= Task instructions =
For each line below that contains the word "even", return that line.

"""

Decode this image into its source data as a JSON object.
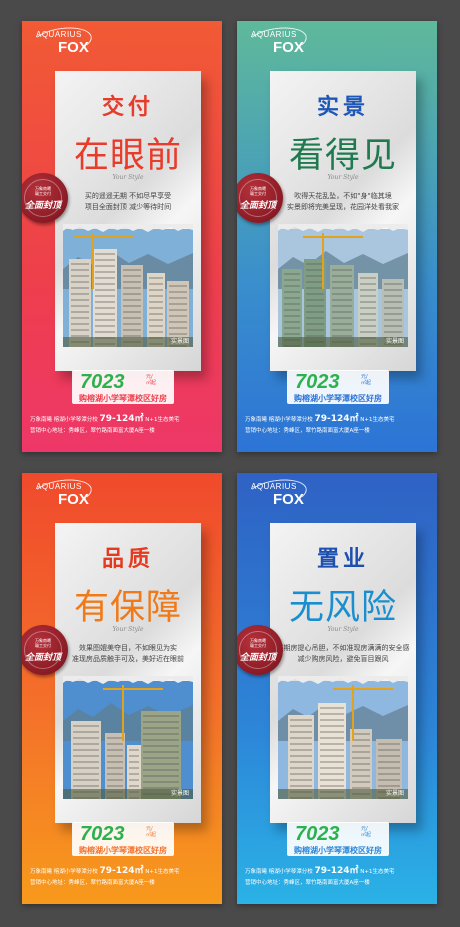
{
  "posters": [
    {
      "brand_line1": "AQUARIUS",
      "brand_line2": "FOX",
      "title1": "交付",
      "title2": "在眼前",
      "script": "Your Style",
      "desc_line1": "买的遥遥无期 不如尽早享受",
      "desc_line2": "项目全面封顶 减少等待时间",
      "seal_sub_line1": "万象南曦",
      "seal_sub_line2": "赣工交付",
      "seal_main": "全面封顶",
      "caption": "实景图",
      "price": "7023",
      "price_unit_line1": "元/",
      "price_unit_line2": "㎡起",
      "school": "购榕湖小学琴潭校区好房",
      "info_line1_a": "万象南曦 榕湖小学琴潭分校",
      "info_line1_big": "79-124㎡",
      "info_line1_b": "N+1生态美宅",
      "info_line2": "营销中心地址：秀峰区，翠竹路南面富大厦A座一楼",
      "title_color": "#e83c2b",
      "title2_color": "#e83c2b",
      "accent": "#ee3f4c"
    },
    {
      "brand_line1": "AQUARIUS",
      "brand_line2": "FOX",
      "title1": "实景",
      "title2": "看得见",
      "script": "Your Style",
      "desc_line1": "吹得天花乱坠，不如\"身\"临其境",
      "desc_line2": "实景即将完美呈现，花园洋处看我家",
      "seal_sub_line1": "万象南曦",
      "seal_sub_line2": "赣工交付",
      "seal_main": "全面封顶",
      "caption": "实景图",
      "price": "7023",
      "price_unit_line1": "元/",
      "price_unit_line2": "㎡起",
      "school": "购榕湖小学琴潭校区好房",
      "info_line1_a": "万象南曦 榕湖小学琴潭分校",
      "info_line1_big": "79-124㎡",
      "info_line1_b": "N+1生态美宅",
      "info_line2": "营销中心地址：秀峰区，翠竹路南面富大厦A座一楼",
      "title_color": "#1f57b7",
      "title2_color": "#1f7a4f",
      "accent": "#2c74d6"
    },
    {
      "brand_line1": "AQUARIUS",
      "brand_line2": "FOX",
      "title1": "品质",
      "title2": "有保障",
      "script": "Your Style",
      "desc_line1": "效果图媲美夺目，不如眼见为实",
      "desc_line2": "准现房品质触手可及，美好近在眼前",
      "seal_sub_line1": "万象南曦",
      "seal_sub_line2": "赣工交付",
      "seal_main": "全面封顶",
      "caption": "实景图",
      "price": "7023",
      "price_unit_line1": "元/",
      "price_unit_line2": "㎡起",
      "school": "购榕湖小学琴潭校区好房",
      "info_line1_a": "万象南曦 榕湖小学琴潭分校",
      "info_line1_big": "79-124㎡",
      "info_line1_b": "N+1生态美宅",
      "info_line2": "营销中心地址：秀峰区，翠竹路南面富大厦A座一楼",
      "title_color": "#e63a20",
      "title2_color": "#f07a1a",
      "accent": "#f4712a"
    },
    {
      "brand_line1": "AQUARIUS",
      "brand_line2": "FOX",
      "title1": "置业",
      "title2": "无风险",
      "script": "Your Style",
      "desc_line1": "买期房提心吊胆，不如准现房满满的安全感",
      "desc_line2": "减少购房风险，避免盲目跟风",
      "seal_sub_line1": "万象南曦",
      "seal_sub_line2": "赣工交付",
      "seal_main": "全面封顶",
      "caption": "实景图",
      "price": "7023",
      "price_unit_line1": "元/",
      "price_unit_line2": "㎡起",
      "school": "购榕湖小学琴潭校区好房",
      "info_line1_a": "万象南曦 榕湖小学琴潭分校",
      "info_line1_big": "79-124㎡",
      "info_line1_b": "N+1生态美宅",
      "info_line2": "营销中心地址：秀峰区，翠竹路南面富大厦A座一楼",
      "title_color": "#1d4fb0",
      "title2_color": "#1a8fd0",
      "accent": "#2d86d8"
    }
  ]
}
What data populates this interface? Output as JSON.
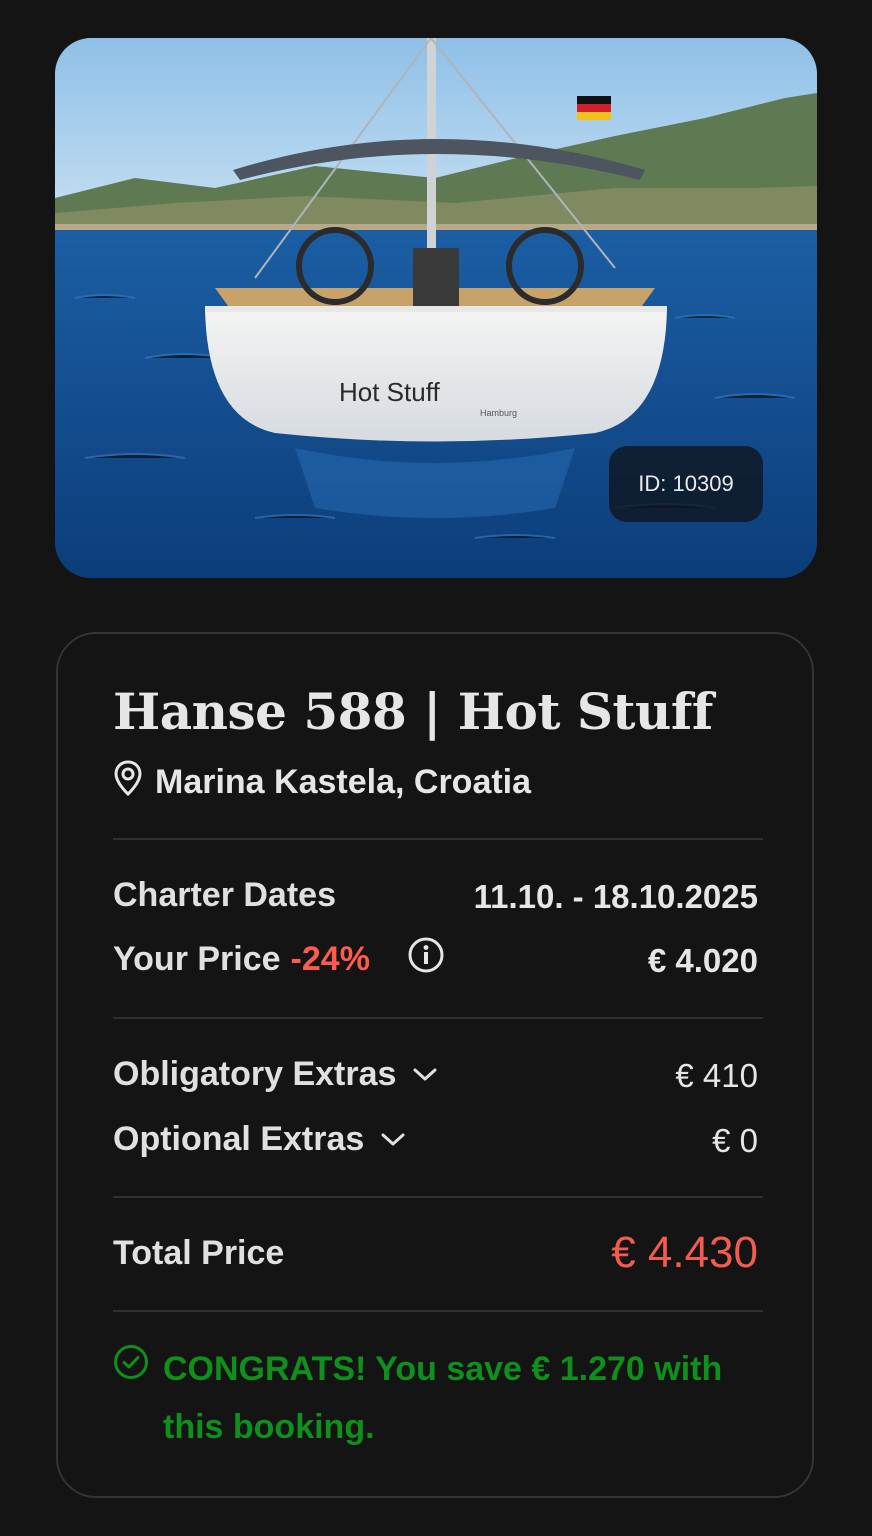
{
  "listing": {
    "id_badge": "ID: 10309",
    "boat_name_on_hull": "Hot Stuff",
    "hull_port": "Hamburg"
  },
  "card": {
    "title": "Hanse 588 | Hot Stuff",
    "location": "Marina Kastela, Croatia",
    "charter_dates_label": "Charter Dates",
    "charter_dates_value": "11.10. - 18.10.2025",
    "your_price_label": "Your Price",
    "discount": "-24%",
    "your_price_value": "€ 4.020",
    "obligatory_extras_label": "Obligatory Extras",
    "obligatory_extras_value": "€ 410",
    "optional_extras_label": "Optional Extras",
    "optional_extras_value": "€ 0",
    "total_price_label": "Total Price",
    "total_price_value": "€ 4.430",
    "congrats_text": "CONGRATS! You save € 1.270 with this booking."
  },
  "colors": {
    "background": "#141414",
    "discount_red": "#ff5a4e",
    "total_red": "#f25b4e",
    "success_green": "#0f8f1b"
  },
  "icons": [
    "map-pin-icon",
    "info-icon",
    "chevron-down-icon",
    "check-circle-icon"
  ]
}
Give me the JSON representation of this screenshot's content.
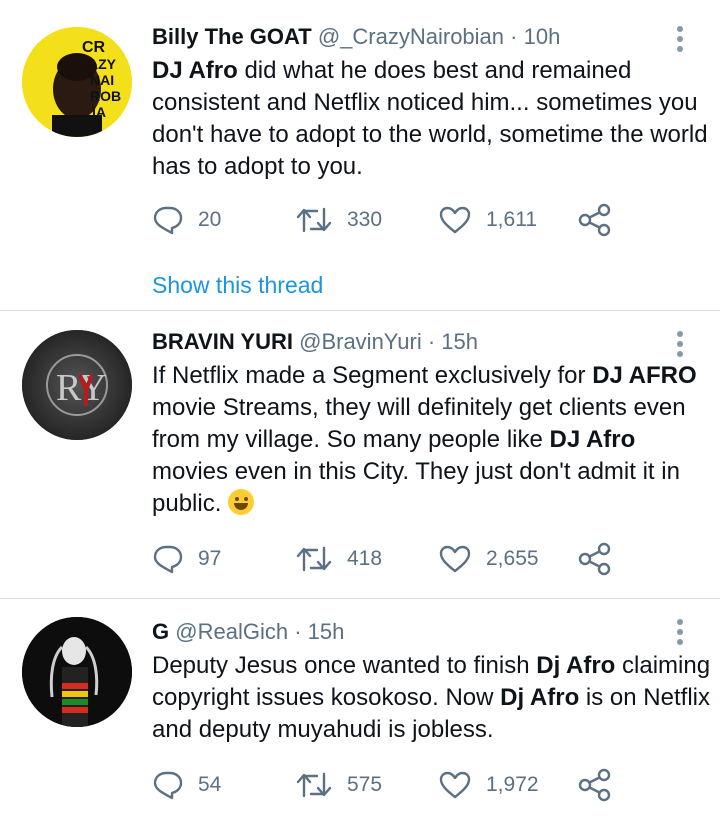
{
  "tweets": [
    {
      "name": "Billy The GOAT",
      "handle": "@_CrazyNairobian",
      "separator": "·",
      "time": "10h",
      "avatar_text": [
        "CR",
        "AZY",
        "NAI",
        "ROB",
        "IA",
        "N"
      ],
      "body": [
        {
          "t": "DJ Afro",
          "b": true
        },
        {
          "t": " did what he does best and remained consistent and Netflix noticed him... sometimes you don't have to adopt to the world, sometime the world has to adopt to you.",
          "b": false
        }
      ],
      "replies": "20",
      "retweets": "330",
      "likes": "1,611",
      "show_thread": "Show this thread"
    },
    {
      "name": "BRAVIN YURI",
      "handle": "@BravinYuri",
      "separator": "·",
      "time": "15h",
      "avatar_text": "RY",
      "body": [
        {
          "t": "If Netflix made a Segment exclusively for ",
          "b": false
        },
        {
          "t": "DJ AFRO",
          "b": true
        },
        {
          "t": " movie Streams, they will definitely get clients even from my village. So many people like ",
          "b": false
        },
        {
          "t": "DJ Afro",
          "b": true
        },
        {
          "t": " movies even in this City. They just don't admit it in public. ",
          "b": false
        }
      ],
      "emoji": "rolling-on-floor-laughing-emoji",
      "replies": "97",
      "retweets": "418",
      "likes": "2,655"
    },
    {
      "name": "G",
      "handle": "@RealGich",
      "separator": "·",
      "time": "15h",
      "body": [
        {
          "t": "Deputy Jesus once wanted to finish ",
          "b": false
        },
        {
          "t": "Dj Afro",
          "b": true
        },
        {
          "t": " claiming copyright issues kosokoso. Now ",
          "b": false
        },
        {
          "t": "Dj Afro",
          "b": true
        },
        {
          "t": " is on Netflix and deputy muyahudi is jobless.",
          "b": false
        }
      ],
      "replies": "54",
      "retweets": "575",
      "likes": "1,972"
    }
  ],
  "icons": {
    "reply": "reply-icon",
    "retweet": "retweet-icon",
    "like": "heart-icon",
    "share": "share-icon",
    "more": "more-options-icon"
  },
  "colors": {
    "link": "#1b95e0",
    "muted": "#5b7083",
    "text": "#0f1419",
    "divider": "#d8dee3"
  }
}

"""

= Exercise answer =
          "t": " movie Streams, they will definitely get clients even from my village. So many people like ",
          "t": " movies even in this City. They just don't admit it in public. ",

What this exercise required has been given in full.